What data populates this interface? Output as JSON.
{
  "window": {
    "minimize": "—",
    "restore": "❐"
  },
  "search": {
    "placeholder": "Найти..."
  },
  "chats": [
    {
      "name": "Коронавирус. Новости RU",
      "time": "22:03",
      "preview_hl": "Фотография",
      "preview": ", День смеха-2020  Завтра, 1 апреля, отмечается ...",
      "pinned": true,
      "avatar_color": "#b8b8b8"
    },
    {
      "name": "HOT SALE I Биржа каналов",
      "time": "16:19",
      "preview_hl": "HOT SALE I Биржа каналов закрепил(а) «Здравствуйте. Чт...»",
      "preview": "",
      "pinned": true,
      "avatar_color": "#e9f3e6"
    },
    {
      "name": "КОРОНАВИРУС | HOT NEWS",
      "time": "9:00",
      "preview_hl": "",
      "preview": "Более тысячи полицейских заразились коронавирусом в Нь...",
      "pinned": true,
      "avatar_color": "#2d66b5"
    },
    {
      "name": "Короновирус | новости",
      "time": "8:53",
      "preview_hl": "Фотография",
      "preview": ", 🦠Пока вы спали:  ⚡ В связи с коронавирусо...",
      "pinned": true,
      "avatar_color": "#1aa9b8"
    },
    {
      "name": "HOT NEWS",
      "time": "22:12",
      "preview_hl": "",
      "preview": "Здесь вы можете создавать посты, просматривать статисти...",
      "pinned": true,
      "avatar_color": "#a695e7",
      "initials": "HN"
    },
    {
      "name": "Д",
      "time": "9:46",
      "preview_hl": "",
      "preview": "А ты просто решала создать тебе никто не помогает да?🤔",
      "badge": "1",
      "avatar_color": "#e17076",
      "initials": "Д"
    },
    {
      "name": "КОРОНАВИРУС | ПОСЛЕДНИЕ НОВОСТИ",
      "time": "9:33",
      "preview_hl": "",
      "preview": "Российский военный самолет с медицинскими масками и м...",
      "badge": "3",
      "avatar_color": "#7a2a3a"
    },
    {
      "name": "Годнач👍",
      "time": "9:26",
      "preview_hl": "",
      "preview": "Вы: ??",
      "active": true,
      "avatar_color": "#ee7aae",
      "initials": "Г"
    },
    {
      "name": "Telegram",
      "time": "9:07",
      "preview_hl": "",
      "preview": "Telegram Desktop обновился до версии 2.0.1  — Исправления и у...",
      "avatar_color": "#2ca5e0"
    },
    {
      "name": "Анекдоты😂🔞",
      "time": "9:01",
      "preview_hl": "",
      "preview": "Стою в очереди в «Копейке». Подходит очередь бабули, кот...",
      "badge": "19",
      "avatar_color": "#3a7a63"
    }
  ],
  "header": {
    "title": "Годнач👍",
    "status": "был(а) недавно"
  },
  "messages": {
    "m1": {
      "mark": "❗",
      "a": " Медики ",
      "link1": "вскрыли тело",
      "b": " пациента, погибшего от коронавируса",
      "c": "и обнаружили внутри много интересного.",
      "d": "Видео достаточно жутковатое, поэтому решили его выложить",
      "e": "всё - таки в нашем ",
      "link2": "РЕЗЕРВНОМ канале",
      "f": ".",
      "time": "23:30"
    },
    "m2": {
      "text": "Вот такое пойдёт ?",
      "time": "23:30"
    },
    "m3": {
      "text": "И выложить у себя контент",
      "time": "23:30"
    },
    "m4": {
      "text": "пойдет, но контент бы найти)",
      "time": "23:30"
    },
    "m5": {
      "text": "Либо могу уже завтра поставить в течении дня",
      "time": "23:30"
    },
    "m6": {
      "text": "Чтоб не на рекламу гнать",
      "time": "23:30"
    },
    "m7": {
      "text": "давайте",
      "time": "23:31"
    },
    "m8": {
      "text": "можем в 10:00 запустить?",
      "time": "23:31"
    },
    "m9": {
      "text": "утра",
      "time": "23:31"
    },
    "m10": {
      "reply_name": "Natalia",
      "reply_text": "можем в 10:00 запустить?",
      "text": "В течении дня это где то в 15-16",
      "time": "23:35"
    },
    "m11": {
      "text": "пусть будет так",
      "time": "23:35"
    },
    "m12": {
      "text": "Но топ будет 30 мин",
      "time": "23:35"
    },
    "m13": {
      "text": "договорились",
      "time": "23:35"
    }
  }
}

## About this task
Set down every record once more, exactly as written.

## Result below
What data populates this interface? Output as JSON.
{
  "window": {
    "minimize": "—",
    "restore": "❐"
  },
  "search": {
    "placeholder": "Найти..."
  },
  "chats": [
    {
      "name": "Коронавирус. Новости RU",
      "time": "22:03",
      "preview_hl": "Фотография",
      "preview": ", День смеха-2020  Завтра, 1 апреля, отмечается ...",
      "pinned": true,
      "avatar_color": "#b8b8b8"
    },
    {
      "name": "HOT SALE I Биржа каналов",
      "time": "16:19",
      "preview_hl": "HOT SALE I Биржа каналов закрепил(а) «Здравствуйте. Чт...»",
      "preview": "",
      "pinned": true,
      "avatar_color": "#e9f3e6"
    },
    {
      "name": "КОРОНАВИРУС | HOT NEWS",
      "time": "9:00",
      "preview_hl": "",
      "preview": "Более тысячи полицейских заразились коронавирусом в Нь...",
      "pinned": true,
      "avatar_color": "#2d66b5"
    },
    {
      "name": "Короновирус | новости",
      "time": "8:53",
      "preview_hl": "Фотография",
      "preview": ", 🦠Пока вы спали:  ⚡ В связи с коронавирусо...",
      "pinned": true,
      "avatar_color": "#1aa9b8"
    },
    {
      "name": "HOT NEWS",
      "time": "22:12",
      "preview_hl": "",
      "preview": "Здесь вы можете создавать посты, просматривать статисти...",
      "pinned": true,
      "avatar_color": "#a695e7",
      "initials": "HN"
    },
    {
      "name": "Д",
      "time": "9:46",
      "preview_hl": "",
      "preview": "А ты просто решала создать тебе никто не помогает да?🤔",
      "badge": "1",
      "avatar_color": "#e17076",
      "initials": "Д"
    },
    {
      "name": "КОРОНАВИРУС | ПОСЛЕДНИЕ НОВОСТИ",
      "time": "9:33",
      "preview_hl": "",
      "preview": "Российский военный самолет с медицинскими масками и м...",
      "badge": "3",
      "avatar_color": "#7a2a3a"
    },
    {
      "name": "Годнач👍",
      "time": "9:26",
      "preview_hl": "",
      "preview": "Вы: ??",
      "active": true,
      "avatar_color": "#ee7aae",
      "initials": "Г"
    },
    {
      "name": "Telegram",
      "time": "9:07",
      "preview_hl": "",
      "preview": "Telegram Desktop обновился до версии 2.0.1  — Исправления и у...",
      "avatar_color": "#2ca5e0"
    },
    {
      "name": "Анекдоты😂🔞",
      "time": "9:01",
      "preview_hl": "",
      "preview": "Стою в очереди в «Копейке». Подходит очередь бабули, кот...",
      "badge": "19",
      "avatar_color": "#3a7a63"
    }
  ],
  "header": {
    "title": "Годнач👍",
    "status": "был(а) недавно"
  },
  "messages": {
    "m1": {
      "mark": "❗",
      "a": " Медики ",
      "link1": "вскрыли тело",
      "b": " пациента, погибшего от коронавируса",
      "c": "и обнаружили внутри много интересного.",
      "d": "Видео достаточно жутковатое, поэтому решили его выложить",
      "e": "всё - таки в нашем ",
      "link2": "РЕЗЕРВНОМ канале",
      "f": ".",
      "time": "23:30"
    },
    "m2": {
      "text": "Вот такое пойдёт ?",
      "time": "23:30"
    },
    "m3": {
      "text": "И выложить у себя контент",
      "time": "23:30"
    },
    "m4": {
      "text": "пойдет, но контент бы найти)",
      "time": "23:30"
    },
    "m5": {
      "text": "Либо могу уже завтра поставить в течении дня",
      "time": "23:30"
    },
    "m6": {
      "text": "Чтоб не на рекламу гнать",
      "time": "23:30"
    },
    "m7": {
      "text": "давайте",
      "time": "23:31"
    },
    "m8": {
      "text": "можем в 10:00 запустить?",
      "time": "23:31"
    },
    "m9": {
      "text": "утра",
      "time": "23:31"
    },
    "m10": {
      "reply_name": "Natalia",
      "reply_text": "можем в 10:00 запустить?",
      "text": "В течении дня это где то в 15-16",
      "time": "23:35"
    },
    "m11": {
      "text": "пусть будет так",
      "time": "23:35"
    },
    "m12": {
      "text": "Но топ будет 30 мин",
      "time": "23:35"
    },
    "m13": {
      "text": "договорились",
      "time": "23:35"
    }
  }
}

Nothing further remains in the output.